Over the past several years, the Wings have excelled due in large part to the world-class trio of Pavel Datsyuk, Henrik Zetterberg, and Nicklas Lidstrom. The skilled and possessive Red Wings style of play fueled a Stanley Cup run in 2008 and a return trip the following season.
The arrival of Patrick Kane and Jonathan Toews (2007) brought hockey back to the forefront in the Windy City. Mirroring Datsyuk and Zetterberg's rise in Detroit, Kane and Toews quickly became the central pieces of an exciting and competitive team. Three years later, Kane clinched the Stanley Cup with a quick wrist shot from the left boards.
This season has presented challenges for both clubs. Going into the season, the Red Wings lacked consistent scoring outside of the Euro Twins, while the Blackhawks were looking to fill an apparent lack of depth at center.
Filppula answered the call for the Wings, asserting himself as one of the NHL's most underrated two-way forwards. Only Zetterberg and Datsyuk play the opponent harder. With great skating and reactive hands, Filppula has a nose for the puck. With 64 points on the season, his play in the opponent's zone has improved drastically. With more pucks going to the net, linemates Zetterberg and Hudler have not only embraced Filppula, but flourished.
Unlike Filppula, Kane is not enjoying a career year. In fact, this is the second year his numbers have slipped. Kane missed a large part of training camp as a result of offseason wrist surgery. In a somewhat questionable move, Quenville looked to move Kane, a natural winger, to center. Though Kane has excellent offensive awareness and playmaking ability, he turns the puck over and does not back-check.
With a handful of games remaining, Filppula has more goals (23) and points (64) than the heralded Kane (20G, 60P).

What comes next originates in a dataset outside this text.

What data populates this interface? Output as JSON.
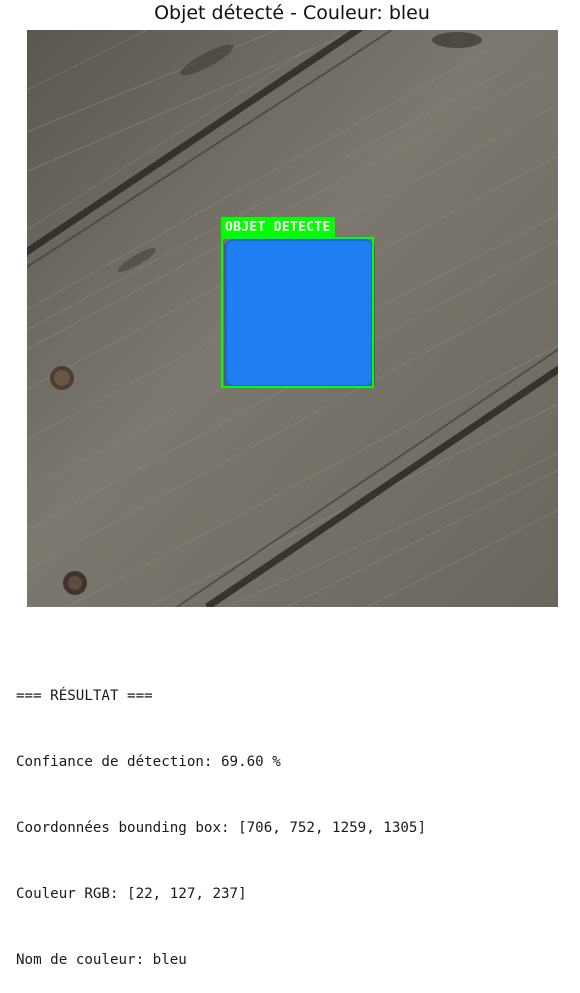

Patrick Kane is one of the more dynamic players in the league, so is Filppula's better play just a fluke?